This module is an introduction to postcolonial literature and theory. We will focus on key cultural, political and literary concepts such as the colonial `other¿, cultural hybridity, rewriting history, language and resistance. The intersections between different kinds of identity including gender, race, nationality and sexuality will be explored across a selection of texts from very different colonial/postcolonial situations across the globe: including Nigeria, Zimbabwe, New Zealand, the Caribbean (Guyana) and Wales.
Welsh Identities: literature and nationhood
What does it mean when we speak of Wales and 'Welshness'? How does the study of literary texts help us to answer such questions? What is the relationship between literature and nationhood? Drawing on a wide range of texts this course begins by exploring the ways in which Welsh national identity has been described and represented by Welsh writers in the twentieth century. We then proceed to explore other kinds of communal identities that have been equally prominent in the ways in which the Welsh have thought of themselves and envisaged their place in the world. We explore how class, gender, religious and ethnic identities have reinforced and challenged an often precarious sense of ' Welshness', and trace the tensions as they take aesthetic form in the writings of Emyr Humphreys, Christopher Meredith, Raymond Williams, Trezza Azzopardi and others.
Women Writing Modern Wales
This course explores the range and diversity of Welsh women's writing in English. We will question and explore the legitimacy of reading and organizing literary texts along lines of gender, will ask whether there is a distinctive form of Welsh women's writing, and interrogate the ways in which forms of feminism have interacted with other cultural forces and political ideologies (eg class, nationalism, language) in Wales. We begin by exploring ideas of tradition and canon formation in the light of feminist criticism before going on to discuss the writings of early Welsh feminists and their relationship with nation (Amy Dillwyn, Bertha Thomas, Sara Maria Saunders), before moving on to look at Welsh women modernists (Lynette Roberts, Dorothy Edwards, Margiad Evans, Hilda Vaughan), rewriting industrial and post-industrial experience (Kate Roberts, Menna Gallie, Rachel Trezise), and a range of contemporary of contemporary voices animating the Welsh literary scene from Catrin Dafydd and Gwyneth Lewis to Trezza Azzopardi and Charlotte Williams.
There will be two additional (optional) sessions in the archives to introduce students to using archival resources in their studies.
Dylan Thomas and the Idea of Welsh Writing in English
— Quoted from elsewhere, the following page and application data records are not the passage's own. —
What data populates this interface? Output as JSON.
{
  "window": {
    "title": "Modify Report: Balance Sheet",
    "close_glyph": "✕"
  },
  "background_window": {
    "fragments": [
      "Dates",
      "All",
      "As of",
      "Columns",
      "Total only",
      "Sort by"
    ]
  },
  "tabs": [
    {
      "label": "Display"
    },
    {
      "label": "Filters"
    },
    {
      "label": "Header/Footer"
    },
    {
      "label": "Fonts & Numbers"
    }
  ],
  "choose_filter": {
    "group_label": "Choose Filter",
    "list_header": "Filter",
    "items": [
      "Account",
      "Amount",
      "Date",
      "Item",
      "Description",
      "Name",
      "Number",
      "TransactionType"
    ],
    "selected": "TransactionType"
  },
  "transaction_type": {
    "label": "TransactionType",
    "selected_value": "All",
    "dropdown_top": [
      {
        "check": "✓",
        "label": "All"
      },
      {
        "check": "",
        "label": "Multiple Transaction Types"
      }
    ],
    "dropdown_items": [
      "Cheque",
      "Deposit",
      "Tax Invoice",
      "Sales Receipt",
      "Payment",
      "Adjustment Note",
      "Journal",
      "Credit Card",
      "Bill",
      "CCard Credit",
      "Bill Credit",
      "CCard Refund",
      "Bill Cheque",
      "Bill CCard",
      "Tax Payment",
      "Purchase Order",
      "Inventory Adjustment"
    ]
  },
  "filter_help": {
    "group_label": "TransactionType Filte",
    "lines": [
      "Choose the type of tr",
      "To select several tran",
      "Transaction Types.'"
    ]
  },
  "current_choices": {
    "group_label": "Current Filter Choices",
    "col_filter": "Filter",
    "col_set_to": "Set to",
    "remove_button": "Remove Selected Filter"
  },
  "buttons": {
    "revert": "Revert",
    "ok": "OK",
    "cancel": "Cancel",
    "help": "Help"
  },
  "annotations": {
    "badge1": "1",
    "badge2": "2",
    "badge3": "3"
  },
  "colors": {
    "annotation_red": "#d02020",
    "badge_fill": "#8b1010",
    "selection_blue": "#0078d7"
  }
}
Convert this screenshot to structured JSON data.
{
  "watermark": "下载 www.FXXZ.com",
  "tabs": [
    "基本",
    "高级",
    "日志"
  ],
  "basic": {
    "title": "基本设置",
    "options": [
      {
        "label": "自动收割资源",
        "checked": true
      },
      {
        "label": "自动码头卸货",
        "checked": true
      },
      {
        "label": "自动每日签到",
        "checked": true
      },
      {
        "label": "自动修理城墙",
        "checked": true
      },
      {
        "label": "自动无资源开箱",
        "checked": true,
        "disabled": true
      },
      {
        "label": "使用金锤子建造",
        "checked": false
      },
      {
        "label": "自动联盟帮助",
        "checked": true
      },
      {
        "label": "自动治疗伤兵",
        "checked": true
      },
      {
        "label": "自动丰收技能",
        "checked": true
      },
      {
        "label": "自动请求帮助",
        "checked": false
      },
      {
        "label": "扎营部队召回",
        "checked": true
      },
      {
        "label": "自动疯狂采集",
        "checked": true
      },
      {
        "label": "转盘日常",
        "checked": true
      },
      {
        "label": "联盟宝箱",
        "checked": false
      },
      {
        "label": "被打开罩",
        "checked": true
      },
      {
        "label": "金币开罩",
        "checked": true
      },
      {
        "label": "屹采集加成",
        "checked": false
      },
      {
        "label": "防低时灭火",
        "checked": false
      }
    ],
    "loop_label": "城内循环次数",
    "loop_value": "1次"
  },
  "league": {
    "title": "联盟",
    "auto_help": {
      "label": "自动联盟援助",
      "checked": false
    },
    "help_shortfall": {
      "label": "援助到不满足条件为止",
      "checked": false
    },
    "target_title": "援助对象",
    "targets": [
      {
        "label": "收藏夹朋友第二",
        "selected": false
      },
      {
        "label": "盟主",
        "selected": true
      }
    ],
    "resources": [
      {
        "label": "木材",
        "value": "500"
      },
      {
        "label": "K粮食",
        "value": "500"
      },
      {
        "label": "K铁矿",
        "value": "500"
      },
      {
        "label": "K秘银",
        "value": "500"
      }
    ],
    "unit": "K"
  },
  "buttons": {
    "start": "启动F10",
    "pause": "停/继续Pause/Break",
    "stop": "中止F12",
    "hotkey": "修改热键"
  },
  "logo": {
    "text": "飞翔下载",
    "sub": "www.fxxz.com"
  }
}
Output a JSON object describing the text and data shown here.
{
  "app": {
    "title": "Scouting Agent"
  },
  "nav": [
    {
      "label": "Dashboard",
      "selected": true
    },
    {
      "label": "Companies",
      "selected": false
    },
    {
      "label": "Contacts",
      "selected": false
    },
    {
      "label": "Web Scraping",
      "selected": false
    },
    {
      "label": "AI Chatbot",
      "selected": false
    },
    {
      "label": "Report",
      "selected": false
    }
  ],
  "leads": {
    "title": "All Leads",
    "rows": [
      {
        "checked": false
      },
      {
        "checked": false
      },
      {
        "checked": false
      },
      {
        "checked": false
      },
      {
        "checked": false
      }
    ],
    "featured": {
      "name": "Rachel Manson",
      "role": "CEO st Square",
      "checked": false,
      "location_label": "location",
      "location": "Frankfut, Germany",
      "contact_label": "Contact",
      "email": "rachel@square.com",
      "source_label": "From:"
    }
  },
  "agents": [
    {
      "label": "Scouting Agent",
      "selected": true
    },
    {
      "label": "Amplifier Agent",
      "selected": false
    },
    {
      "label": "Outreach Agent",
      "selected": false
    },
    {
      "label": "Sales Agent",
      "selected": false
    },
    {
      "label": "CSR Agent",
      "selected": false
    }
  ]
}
Was Dylan Thomas the beginning (and end?) of Welsh writing in English? If not, then when did it begin? And does it make any difference as to when we suppose it does? What, in any case, is meant by speaking of a Welsh Literature in English? What definition of it can one offer, and what model of such a body of work can one construct? These are the kinds of issues to be considered in this course. It is accordingly subdivided into two sections. The first is concerned with the range of responses to Thomas's writings in Wales itself, and the ways in which he was made to represent the Anglophone literature of Wales in England and the United States. The second considers other possible "beginnings" for Welsh writing in English ( ranging from the Middle Ages to the First World War and to the thirties generation of genius). We conclude by discussing some of the theoretical and cultural isses involved in constructing literary tradition.